Our highways are continuously getting congested as a large number of people now own cars. Drivers, especially the car adventurers, are now more vulnerable to accidents on the busy highways. Reports suggest that approximately 1.3 million road fatalities occur around the world every year leading to fatal injuries and deaths. As per the report of National Highway Traffic Safety Administration, car accidents have cost the US $242 billion in economic activity in one year alone. Other factors like lost workplace productivity and the staggering cost of injuries and loss of life have made many people afraid of driving.
Improvements in technology will continue to mitigate the resulting financial, social and health losses. The bottom line remains that most of these accidents are a result of human error. The best way to reduce risk is to follow defensive driving behavior. We have compiled other safety tips that you should follow to avoid accidents and keep the ensuing losses at a minimum.
Perform regular car maintenance
Proper vehicle maintenance is critical to your safety. Failing routine maintenance can lead to defects that make your vehicle more prone to accidents. Additionally, it significantly deteriorates the driving experience. Apparently minor faults can, in the long run, lead to repair costs higher than the net worth of the vehicle. The scrap car UK industry scraps over 2 million cars every year. Your car may soon end up on the scrapheap if it is not kept well maintained.
Follow the speed limits
Car adventurers often get tempted to hit the paddle but as the old public service campaign puts it ‘speed kills.’ Speed limits aren’t just arbitrary numbers; instead, they are heavily researched controls aimed at ensuring safer drives. According to NHTSA, speeding is the second most prevalent factor in road fatalities, with an economic cost of $40.4 billion to society every year.
Staying within the speed limits not only ensures your safety but also keeps the roads safe for others. Rapid acceleration and braking can lower your car’s performance and mileage by as much as 33 percent. This means you will be spending more on the fuel and vehicle’s maintenance, which can be a significant blow to your finances.
Wear your seat belt
Even a low-speed crash can cause severe injuries by careening an unbelted person into the dashboard or the side window. Such a crash can result in head injuries and broken bones. At higher speeds, the probability of getting a severe injury in the crash becomes even higher.
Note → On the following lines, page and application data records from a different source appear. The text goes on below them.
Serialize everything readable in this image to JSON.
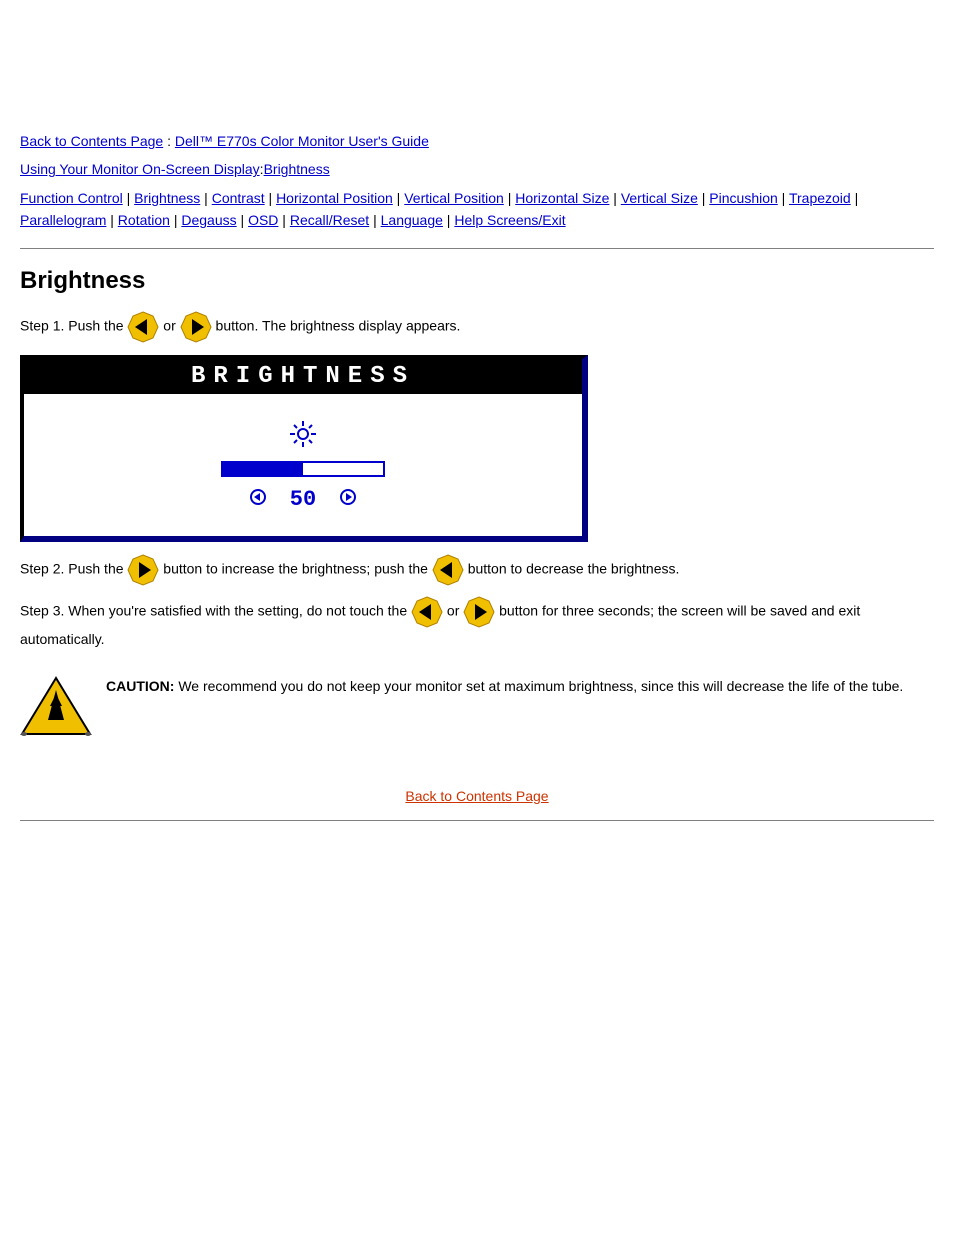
{
  "breadcrumb": {
    "parent": "Back to Contents Page",
    "sep": " : ",
    "current": "Dell™ E770s Color Monitor User's Guide"
  },
  "bc_line2": {
    "parent": "Using Your Monitor On-Screen Display",
    "sep": ":",
    "current": "Brightness"
  },
  "nav": {
    "sep": " | ",
    "items": [
      "Function Control",
      "Brightness",
      "Contrast",
      "Horizontal Position",
      "Vertical Position",
      "Horizontal Size",
      "Vertical Size",
      "Pincushion",
      "Trapezoid",
      "Parallelogram",
      "Rotation",
      "Degauss",
      "OSD",
      "Recall/Reset",
      "Language",
      "Help Screens/Exit"
    ]
  },
  "section_title": "Brightness",
  "step1_prefix": "Step 1. Push the ",
  "step1_mid": " or ",
  "step1_suffix": " button. The brightness display appears.",
  "osd": {
    "title": "BRIGHTNESS",
    "value": "50",
    "percent": 50
  },
  "step2_prefix": "Step 2. Push the ",
  "step2_mid": " button to increase the brightness; push the ",
  "step2_suffix": " button to decrease the brightness.",
  "step3_a": "Step 3. When you're satisfied with the setting, do not touch the ",
  "step3_mid1": " or ",
  "step3_b": " button for three seconds; the screen will be saved and exit automatically.",
  "caution": {
    "label": "CAUTION:",
    "text": " We recommend you do not keep your monitor set at maximum brightness, since this will decrease the life of the tube."
  },
  "toc_link": "Back to Contents Page"
}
Wearing a seat belt decreases the risk of fatal injury in accidents by as much as 60 percent.
According to NHTSA statistics, more than half of the crash fatalities included people who were not wearing seat belts. In 2015 alone, among the 35,092 crash-related deaths in the US, 16,800 (48%) of them weren’t wearing their seat belts. Make sure you always wear a seat belt while driving and ask the passengers in the back seat to buckle up as well.
Take precautions in bad weather
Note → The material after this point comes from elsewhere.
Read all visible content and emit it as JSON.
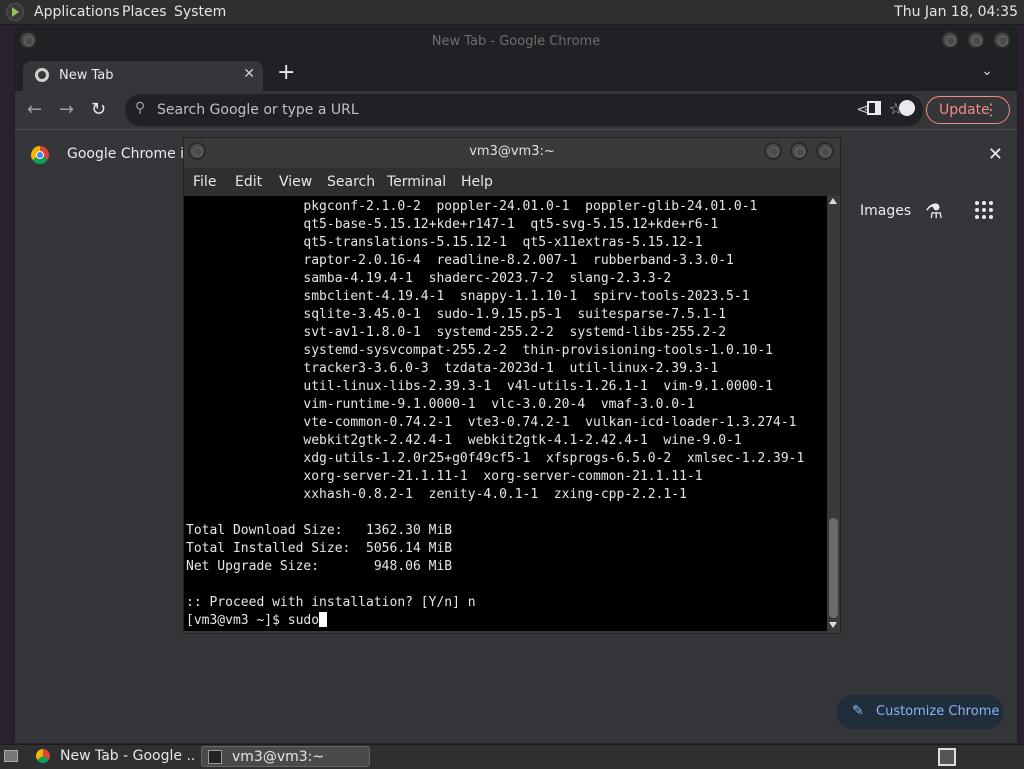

If you are driving through fog, snowstorm, rain, or on icy roads, you need to extra careful. Such conditions are unfavorable for driving, and you need to be extra cautious and vigilant to ensure safety. Drive slower, keep more distance between vehicles, and take extra care in such conditions. If you aren’t familiar with driving in bad weather, delegate the driving duties to someone who has experience driving in extreme weather conditions. However, if visibility is too low, pull over at the roadside, turn on your indicators, and wait for a while until things get normal.
Don’t follow too closely
Keep a safe distance between yourself and the car in front of you. It allows you to react timely in case the other vehicle makes a sudden turn or stops. The safe distance depends on your speed, so experts rather recommend a ‘three-second rule.’ Tailgating is a major cause of accidents and can result in severe injuries if you are driving at high speed on a busy highway.
Get rid of distractions
Research indicates that engaging in distracting activities can double the risk of accidents. Many states have rightly passed laws that ban the use of cell phones while driving. This seemingly harmless activity results in more than 2,600 deaths every year in the US alone. These numbers may have risen, given the recent prevalence of smart devices. Other distractions include reading, eating or drinking, reaching for something in the car, and driving while you are angry, sad or emotional.
Don’t drive drowsy
Researchers at Virginia Tech found that 20 percent of all accidents have drowsiness as a contributing factor. If a driver is tired, he may fall asleep while driving, and the consequences are predictable. Even a few yawns and being a little drowsy increase your risk of getting in a crash. The best solution is to get proper sleep before you get behind the steering wheel.
Drowsiness can also be caused when you are under the influence of drugs. It slows down your reflexes and lessens your mental awareness. Hence, you can no longer fully focus on driving. Make sure you are completely alert and able to make quick, accurate judgments while driving. No wonder some of the nastiest crashes involve drivers driving under the influence of drugs and alcohol.
Do not drive when stressed or unwell
If you are stressed, fatigued or out of sorts for some reason, you should avoid driving. Any of these will slow down your reaction time, which makes driving in such a state unwise. Being stressed or overworked also increases the chances of you falling asleep during driving. If you feel tired on a long drive, better pull over and rest for some time before you resume your journey.
Though accidents will continue to happen for one reason or another, their frequency can be significantly declined by following these safety tips. These tips and a little vigilance behind the wheel will ensure that you arrive at your destination unharmed.